■ **WORK INSTRUCTIONS**:
A single number is required: how many lines in the records below contain "duration".

*****

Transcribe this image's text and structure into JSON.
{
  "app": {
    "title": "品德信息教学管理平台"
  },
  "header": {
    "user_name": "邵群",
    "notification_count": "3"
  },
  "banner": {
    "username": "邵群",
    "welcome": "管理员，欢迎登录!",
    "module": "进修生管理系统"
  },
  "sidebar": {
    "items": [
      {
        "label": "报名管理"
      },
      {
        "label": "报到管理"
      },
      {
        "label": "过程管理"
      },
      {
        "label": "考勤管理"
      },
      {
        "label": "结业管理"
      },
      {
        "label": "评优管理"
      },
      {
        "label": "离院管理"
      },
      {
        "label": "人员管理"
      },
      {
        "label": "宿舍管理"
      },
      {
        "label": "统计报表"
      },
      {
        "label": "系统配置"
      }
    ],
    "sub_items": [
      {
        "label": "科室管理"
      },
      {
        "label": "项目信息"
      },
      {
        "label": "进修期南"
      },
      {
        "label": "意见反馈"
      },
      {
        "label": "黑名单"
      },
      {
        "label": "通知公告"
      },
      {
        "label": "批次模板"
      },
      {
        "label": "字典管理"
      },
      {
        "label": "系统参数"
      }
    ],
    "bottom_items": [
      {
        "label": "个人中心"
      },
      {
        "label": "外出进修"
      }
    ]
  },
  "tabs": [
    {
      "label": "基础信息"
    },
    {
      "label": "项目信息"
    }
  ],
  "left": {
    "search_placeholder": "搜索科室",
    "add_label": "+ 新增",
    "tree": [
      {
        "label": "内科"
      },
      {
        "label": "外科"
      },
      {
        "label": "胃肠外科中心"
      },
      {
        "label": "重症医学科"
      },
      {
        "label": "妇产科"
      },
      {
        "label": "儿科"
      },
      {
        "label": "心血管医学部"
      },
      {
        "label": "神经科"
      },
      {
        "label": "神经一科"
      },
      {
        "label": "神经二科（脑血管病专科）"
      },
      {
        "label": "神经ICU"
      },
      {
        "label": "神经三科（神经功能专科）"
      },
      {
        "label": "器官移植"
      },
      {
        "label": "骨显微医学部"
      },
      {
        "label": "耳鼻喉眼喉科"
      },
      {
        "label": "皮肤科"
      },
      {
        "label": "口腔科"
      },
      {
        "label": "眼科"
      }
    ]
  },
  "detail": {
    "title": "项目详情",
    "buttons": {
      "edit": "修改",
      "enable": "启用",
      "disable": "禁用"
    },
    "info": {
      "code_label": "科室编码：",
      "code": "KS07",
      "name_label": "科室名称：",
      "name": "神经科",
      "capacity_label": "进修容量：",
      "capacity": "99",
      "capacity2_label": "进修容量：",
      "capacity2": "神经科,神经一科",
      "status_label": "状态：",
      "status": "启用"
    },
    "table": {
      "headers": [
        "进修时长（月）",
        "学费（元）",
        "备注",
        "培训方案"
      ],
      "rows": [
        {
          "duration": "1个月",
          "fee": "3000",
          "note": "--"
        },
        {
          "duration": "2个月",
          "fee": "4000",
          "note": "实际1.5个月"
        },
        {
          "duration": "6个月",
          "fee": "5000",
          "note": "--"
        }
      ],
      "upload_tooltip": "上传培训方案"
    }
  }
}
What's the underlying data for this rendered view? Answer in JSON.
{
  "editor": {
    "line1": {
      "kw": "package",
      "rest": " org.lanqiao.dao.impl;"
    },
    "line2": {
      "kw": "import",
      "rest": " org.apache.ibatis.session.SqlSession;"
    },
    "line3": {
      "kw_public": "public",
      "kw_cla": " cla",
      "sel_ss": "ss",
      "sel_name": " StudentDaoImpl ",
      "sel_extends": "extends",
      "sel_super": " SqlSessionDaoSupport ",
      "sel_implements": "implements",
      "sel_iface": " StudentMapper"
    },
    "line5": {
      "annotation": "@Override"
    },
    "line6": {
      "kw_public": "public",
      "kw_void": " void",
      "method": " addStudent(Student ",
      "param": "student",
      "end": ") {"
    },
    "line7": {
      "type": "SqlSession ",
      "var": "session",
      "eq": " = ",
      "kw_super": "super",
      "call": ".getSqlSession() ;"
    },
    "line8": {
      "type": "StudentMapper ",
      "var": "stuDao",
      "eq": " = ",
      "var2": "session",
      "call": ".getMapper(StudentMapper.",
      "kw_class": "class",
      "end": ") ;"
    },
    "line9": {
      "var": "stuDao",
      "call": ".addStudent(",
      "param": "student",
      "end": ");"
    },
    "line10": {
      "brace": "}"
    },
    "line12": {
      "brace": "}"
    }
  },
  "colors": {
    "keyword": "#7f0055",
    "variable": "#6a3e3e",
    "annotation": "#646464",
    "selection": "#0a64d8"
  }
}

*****

■ **EXPECTED OUTPUT**:
3